“You will keep in perfect peace those whose minds are steadfast, because they trust in you.” (Isaiah 26:3) 

Sometimes a single verse stops me in my tracks. A friend had posted this verse – Isaiah 26:3 – on his Facebook feed this week and it simply leapt out at me. It came as a word of comfort, a word of great reassurance, a word of enabling strength. I went on to read it in some other translations for the extra insights they might give. The Complete Jewish Bible has a lovely way of putting this verse: “A person whose desire rests on You, You preserve in perfect peace, because he trusts in You.” It fills my mind with an image of relaxing into the arms of the Lord, of being enfolded in God’s embrace, of being protected by His strong arms around me and shielding me.  

The Orthodox Jewish Bible, a Hebrew text, gives further insight and imagery: You will “keep him in shalom shalom, whose yetzer (mind-set) is stayed on You.” Our English language translations of “perfect peace” or “complete peace” reflect the repeated and emphatic use of ‘shalom’ in the Hebrew. The Hebrew text implies that God gives a ‘double peace’ or a ‘peaceful peace’ or ‘the peace of all peace’ to those whose mind-set is fixed on the Lord. How lovely: God gives us a supreme peace, an all-encompassing peace, an overwhelming peace for the strife, the struggles and the sorrows that oppress us.

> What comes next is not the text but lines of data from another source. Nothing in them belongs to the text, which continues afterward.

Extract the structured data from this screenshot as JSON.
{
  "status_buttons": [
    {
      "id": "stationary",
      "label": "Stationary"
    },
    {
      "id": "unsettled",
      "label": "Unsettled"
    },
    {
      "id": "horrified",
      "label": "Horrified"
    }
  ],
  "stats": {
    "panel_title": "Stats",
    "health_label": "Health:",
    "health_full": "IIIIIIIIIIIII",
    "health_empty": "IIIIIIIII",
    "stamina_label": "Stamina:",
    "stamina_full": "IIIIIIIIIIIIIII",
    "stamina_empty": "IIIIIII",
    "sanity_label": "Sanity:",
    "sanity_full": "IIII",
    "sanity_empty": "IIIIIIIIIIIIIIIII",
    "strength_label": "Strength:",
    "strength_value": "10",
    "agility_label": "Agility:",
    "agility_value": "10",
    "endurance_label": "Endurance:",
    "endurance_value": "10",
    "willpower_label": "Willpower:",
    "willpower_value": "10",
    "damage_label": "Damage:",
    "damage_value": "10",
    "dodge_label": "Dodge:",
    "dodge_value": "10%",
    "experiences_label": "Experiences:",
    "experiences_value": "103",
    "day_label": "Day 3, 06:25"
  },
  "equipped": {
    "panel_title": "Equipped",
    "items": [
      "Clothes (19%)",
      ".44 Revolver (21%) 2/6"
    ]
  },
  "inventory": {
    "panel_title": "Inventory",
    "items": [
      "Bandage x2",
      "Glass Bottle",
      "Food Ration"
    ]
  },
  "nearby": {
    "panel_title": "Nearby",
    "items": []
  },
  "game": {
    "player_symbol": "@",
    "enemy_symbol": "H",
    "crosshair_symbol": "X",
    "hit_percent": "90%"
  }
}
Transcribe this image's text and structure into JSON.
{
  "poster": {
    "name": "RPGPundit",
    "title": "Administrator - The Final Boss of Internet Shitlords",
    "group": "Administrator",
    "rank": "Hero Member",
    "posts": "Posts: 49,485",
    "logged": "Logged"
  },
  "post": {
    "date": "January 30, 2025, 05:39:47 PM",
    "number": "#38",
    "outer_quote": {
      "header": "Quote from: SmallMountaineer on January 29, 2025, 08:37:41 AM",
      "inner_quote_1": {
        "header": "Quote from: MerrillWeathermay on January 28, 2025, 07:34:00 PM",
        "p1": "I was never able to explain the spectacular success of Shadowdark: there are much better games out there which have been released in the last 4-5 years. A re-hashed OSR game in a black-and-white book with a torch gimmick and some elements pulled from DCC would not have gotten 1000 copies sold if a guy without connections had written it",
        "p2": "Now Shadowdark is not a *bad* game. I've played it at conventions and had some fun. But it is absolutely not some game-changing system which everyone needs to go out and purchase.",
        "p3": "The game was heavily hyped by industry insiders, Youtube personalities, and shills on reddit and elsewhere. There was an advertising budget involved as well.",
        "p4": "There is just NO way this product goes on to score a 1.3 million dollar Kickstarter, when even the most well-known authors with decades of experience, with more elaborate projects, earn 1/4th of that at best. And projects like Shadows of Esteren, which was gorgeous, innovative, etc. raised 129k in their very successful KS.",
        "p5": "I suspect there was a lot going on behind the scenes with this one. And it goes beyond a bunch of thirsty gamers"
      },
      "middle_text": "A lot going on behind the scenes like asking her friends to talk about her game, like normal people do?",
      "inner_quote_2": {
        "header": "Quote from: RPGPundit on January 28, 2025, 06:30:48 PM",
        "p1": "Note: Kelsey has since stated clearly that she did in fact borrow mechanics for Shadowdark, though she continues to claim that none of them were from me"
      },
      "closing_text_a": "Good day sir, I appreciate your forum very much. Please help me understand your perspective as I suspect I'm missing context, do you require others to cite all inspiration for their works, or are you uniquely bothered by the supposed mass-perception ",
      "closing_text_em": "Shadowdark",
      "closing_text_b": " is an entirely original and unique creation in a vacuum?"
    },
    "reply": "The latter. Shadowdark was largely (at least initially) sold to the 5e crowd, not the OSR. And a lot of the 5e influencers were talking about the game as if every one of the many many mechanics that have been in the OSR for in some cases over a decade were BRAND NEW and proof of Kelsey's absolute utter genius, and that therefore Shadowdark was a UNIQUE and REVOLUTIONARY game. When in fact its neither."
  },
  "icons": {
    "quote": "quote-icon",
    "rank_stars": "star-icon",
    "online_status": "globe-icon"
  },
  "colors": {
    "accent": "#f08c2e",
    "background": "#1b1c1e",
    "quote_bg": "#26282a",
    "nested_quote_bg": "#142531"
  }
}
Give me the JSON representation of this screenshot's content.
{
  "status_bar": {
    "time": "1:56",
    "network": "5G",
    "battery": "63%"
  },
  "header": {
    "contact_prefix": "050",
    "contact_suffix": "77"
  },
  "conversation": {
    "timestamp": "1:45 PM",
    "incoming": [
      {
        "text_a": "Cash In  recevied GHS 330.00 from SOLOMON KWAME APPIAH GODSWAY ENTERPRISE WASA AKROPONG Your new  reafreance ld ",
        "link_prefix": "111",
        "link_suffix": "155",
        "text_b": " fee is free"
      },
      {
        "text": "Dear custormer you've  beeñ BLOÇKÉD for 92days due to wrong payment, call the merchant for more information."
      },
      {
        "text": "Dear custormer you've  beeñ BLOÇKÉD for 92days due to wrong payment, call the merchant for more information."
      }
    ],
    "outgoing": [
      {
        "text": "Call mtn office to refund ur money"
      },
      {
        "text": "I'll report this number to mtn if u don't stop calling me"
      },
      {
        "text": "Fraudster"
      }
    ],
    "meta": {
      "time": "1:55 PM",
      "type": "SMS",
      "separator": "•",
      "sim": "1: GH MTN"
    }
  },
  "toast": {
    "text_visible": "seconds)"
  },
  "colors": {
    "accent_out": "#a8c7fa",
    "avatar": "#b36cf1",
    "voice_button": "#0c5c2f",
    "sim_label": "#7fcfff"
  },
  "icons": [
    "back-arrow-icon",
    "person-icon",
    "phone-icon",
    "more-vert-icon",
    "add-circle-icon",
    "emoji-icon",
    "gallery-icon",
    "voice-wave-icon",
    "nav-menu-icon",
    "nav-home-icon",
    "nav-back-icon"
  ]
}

And that word ‘yetzer’ refers to much more than a one-off resolve or decision or choice formed in the midst of a crisis. It speaks of our consistent impulse or core inclination being a yearning for God, a reaching out to Him, a steady desire to hold on to God. Our ‘yetzer’ can be an inclination for good (yetzer ha tov) or an inclination for evil (yetzer hara). It is matched by God’s yetzer to bring us always to a place of peace, of blessing, of safety, of good: “in all things God works for the good of those who love him” (Romans 8:28). 

May we each be kept in God’s overwhelming peace of all peace. May we each be unwavering in desiring God and His goodness. 

“Peace, perfect peace, in this dark world of sin?
The blood of Jesus whispers peace within. 

“Peace, perfect peace, by thronging duties pressed?
To do the will of Jesus, this is rest. 

“Peace, perfect peace, death shadowing us and ours?
Jesus has vanquished death and all its powers. 

“Peace, perfect peace, our future all unknown?
Jesus we know, and he is on the throne. 

“It is enough: earth’s struggles soon shall cease,
and Jesus call to heaven’s perfect peace.” 

(Edward Henry Bickersteth 1825 – 1906, written in 1875 as he kept vigil at the bedside of a dying relative)